The iR-WPK technique for cancer screening has entered clinical trial in several hospitals, including Kaohsiung Medical University Chung-Ho Memorial Hospital, Hsinchu Mackay Memorial Hospital, Chi Mei Medical Center in Tainan City, Linkou Chang Gung Memorial Hospital, and National Cheng Kung University Hospital and could soon be available for clinical practice.

Glycoconjugates, anchored on the human cell surface, play a crucial role in communicating between the cell and its surroundings. This glycan layer is altered during the growth of cancer cells, leading to cell dysfunctions that can eventually result in death. Detecting changes in the glycan layer can therefore be used as an early indication of cancerous growths.

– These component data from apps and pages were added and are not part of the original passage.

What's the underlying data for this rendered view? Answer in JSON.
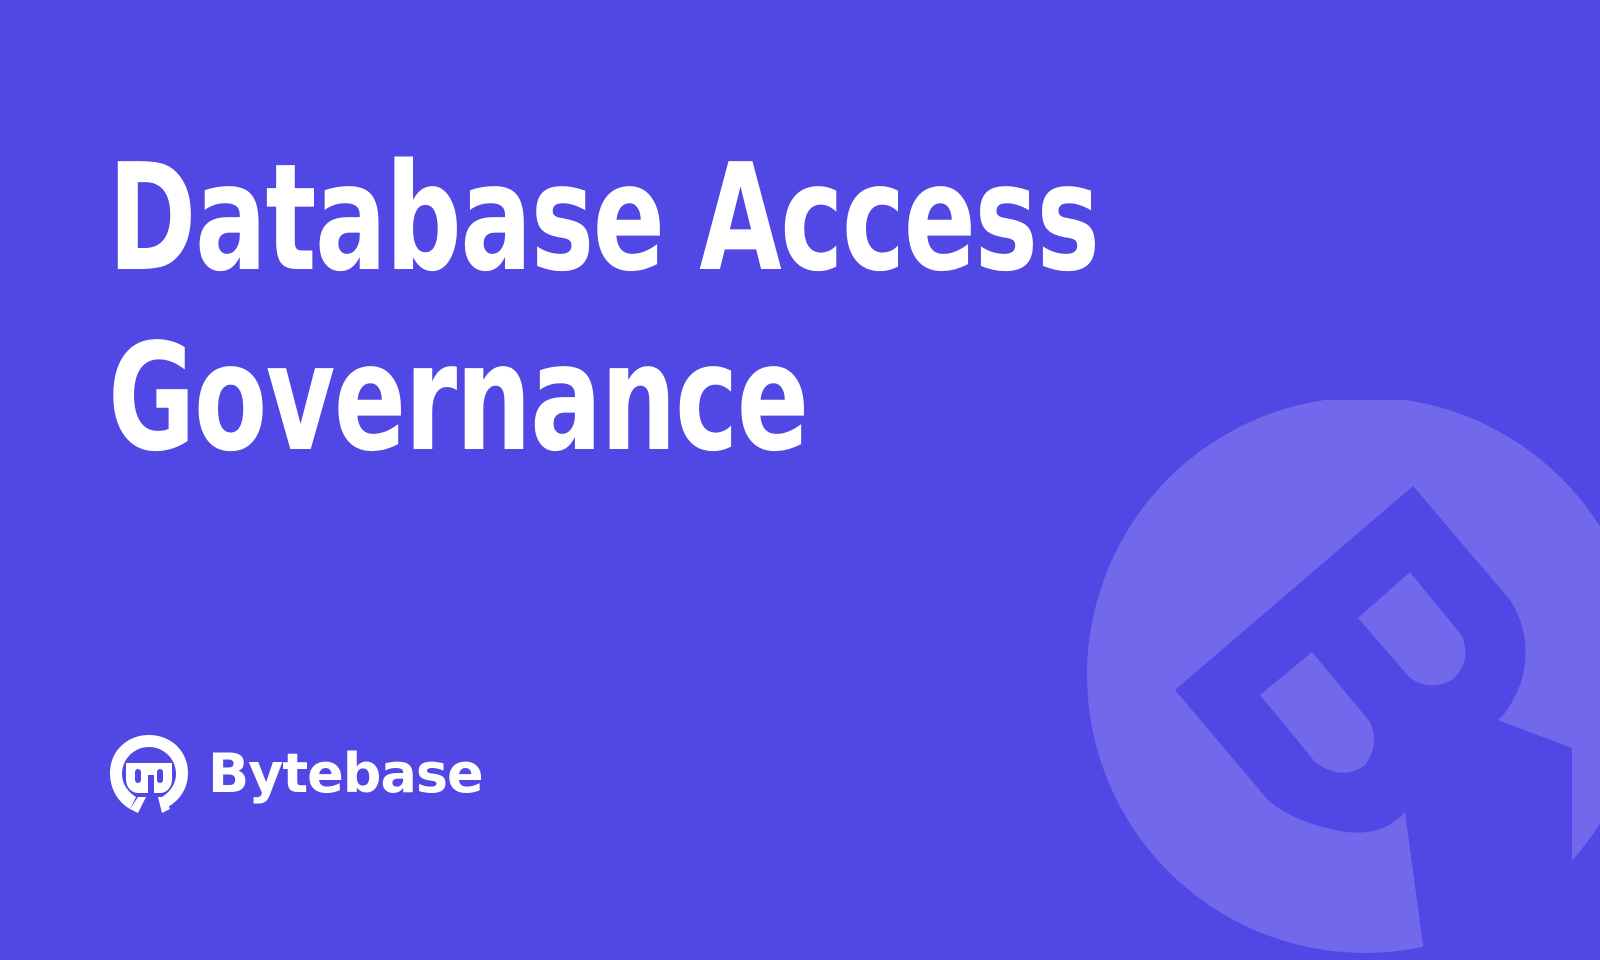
{
  "colors": {
    "background": "#5047e5",
    "text": "#ffffff",
    "mark": "#7168ec"
  },
  "hero": {
    "title_line1": "Database Access",
    "title_line2": "Governance"
  },
  "brand": {
    "name": "Bytebase",
    "logo_icon": "bytebase-logo-icon",
    "watermark_icon": "bytebase-watermark-icon"
  }
}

Currently, the most common detection methods for cancer include immunofluorescence, immunohistochemistry, mass spectrometry, and enzyme-linked immunosorbent tests which can take several days to deliver results. These methods have time-consuming, complex pre-processing procedures. If the assay fails, the above destructive procedures would require the patient to return to the hospital to collect more cells for further tests. Besides, this simpler technique should have less false-positive or false-negative results.

According to Dr. Yao-Chang Lee, a NSRRC Scientist, the iR-WPK technique is the first cancer diagnosis method that uses the contrast agent formed by paraffin wax and beeswax to label altered glycans of glycoconjugates in cancer cells. Infrared synchrotron radiation is then employed to image the abnormal glycans binding with the contrast agent for detecting cancer cells in a non-destructive way. Carcinoma in situ and precancerous lesions can be diagnosed in 6 to 15 minutes. While those traditional diagnosis methods possess disadvantages, such as being time-consuming, requiring manual interpretation, preparing samples in a destructive way, this fast, automated digital imaging technique could be an alternative, which has potential to revolutionize the highly competitive smart medicine industry.

Furthermore, an analysis software program for pathological images, “iPathologist” has been developed by Dr. Lee, to assist pathologists in analyzing histopathological images obtained through the iR-WPK technique. It can quickly provide diagnosis during surgery so that a patient can be given optimal treatments in a timelier manner. Empowered by Big Data and AI in the near future, iPathologist will be able to recommend therapeutic strategies to physicians and predict prognosis in patients, as well as better providing precise, accurate and timely diagnosis, which ultimately will lead to reductions in medical costs.

In addition to cancer screening, the iR-WPK technique can also be employed in diagnosis and prognosis of chronic kidney disease. Taiwan has the dubious distinction of having more end-stage renal disease (ESRD) per capita than anywhere in the world, leading to heavy use of kidney dialysis, which costs the National Health Insurance System nearly NT$ 51.3 billion per year. The international research team led by Dr. Lee currently collaborates with Linkou Chang Gung Memorial Hospital and Imperial College London on the iR-WPK technique for assessing immune nephritis and predicting prognosis in patients who received kidney transplant. Their research outcomes will have significant benefits for preventing chronic kidney disease among the population and sustaining Taiwan’s competitive advantages in the markets of preventive medicine and global medicine. Precision medicine, which focuses on disease diagnosis, disease prevention, health promotion and early treatment has become the corner stone for Taiwan to enter a partnership in the global biomedicine technology industry.